With nearly 1,770 judgeships across 209 courts, it can feel daunting to keep up with all the news coming out of the federal judiciary. That’s why we write Robe & Gavel, a newsletter that provides you with the latest on judicial vacancies, nominations, and confirmations, summaries of U.S. Supreme Court cases and arguments, and information on important rulings out of other federal courts.
In the next edition Robe & Gavel, which comes out Monday, we’ll be looking at four recent SCOTUS opinions and the following cases being heard next week:
- April 24, 2023
- April 25, 2023
- Yegiazaryan v. Smagin (Consolidated with CMB Monaco v. Smagin)
- April 26, 2023
Subscribe today to read the issue as soon as it drops!
North Dakota Legislative Assembly fails to override Gov. Burgum’s (R) veto of bill banning approval and ranked-choice voting methods
Over the last year, four states—Florida, Tennessee, South Dakota, and Idaho—have passed laws banning approval and ranked-choice voting methods.
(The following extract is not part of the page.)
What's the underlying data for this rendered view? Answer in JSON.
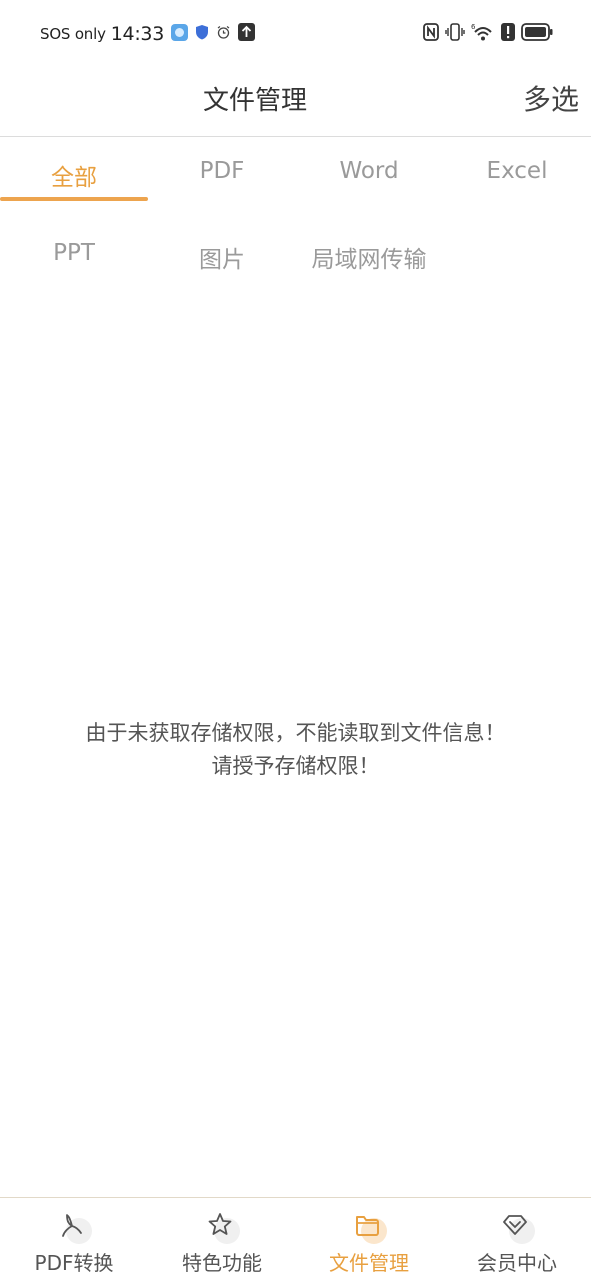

For the time being, North Dakota will not be among them.
On April 19, the North Dakota Senate fell four votes shy in overriding Gov. Doug Burgum’s (R) veto of House Bill 1273, failing to meet the two-thirds threshold—32—following a 28-19 vote.
The legislation would have prohibited the use of approval and ranked-choice voting in state and local elections.
The House originally voted 74-19 to pass HB 1273, while the Senate did so 33-13. Burgum vetoed the bill on April 6, calling it an example of state overreach. On April 10, the House voted 71-17 to override Burgum’s veto.
State Rep. LaurieBeth Hager (D) said, “I don’t think that any one of us in the room has a right to take away the Home Rule charter and how Fargo wants to elect their local representatives.” House Majority Leader Mike Lefor (R) said, “By introducing and passing House Bill 1273 the legislature properly exercised its authority to regulate the way elections are conducted, and such a broad departure from how the majority of the state conducts its elections is a matter of statewide concern.”
Approval voting allows voters to select any number of candidates they choose. The candidates receiving the most votes are elected until all the offices up for election are filled. Ranked-choice voting is an electoral system in which voters rank candidates by preference on their ballots.
North Dakota is one of 29 states where one party holds a veto-proof majority in both legislative chambers. Of those 29 states, Republicans control 20 while Democrats control nine. In North Dakota, Republicans have a 43-4 majority in the Senate and an 82-12 majority in the House.
Several states are considering similar legislation banning voting methods like ranked-choice voting in the 2023 legislative sessions. Arizona Gov. Katie Hobbs (D) vetoed House Bill 2552, which would have banned ranked-choice voting, on April 13. Other states considering similar legislation include Texas and Montana.
Click below to use our Legislation Tracker to follow and learn about election-related legislation in your state.
#FridayTrivia: Since 2000, how many state lawmakers have we tracked who were expelled from a legislative chamber?
In the Wednesday Brew, we wrote about our recent research into expelled state legislators throughout American history. The expulsion of state legislators has been in the news lately, as three were removed from office in Arizona and Tennessee in the last month.
Our dataset includes 61 expulsions going all the way back to 1837.
How many lawmakers have we tracked since 2000 who were expelled from state legislatures?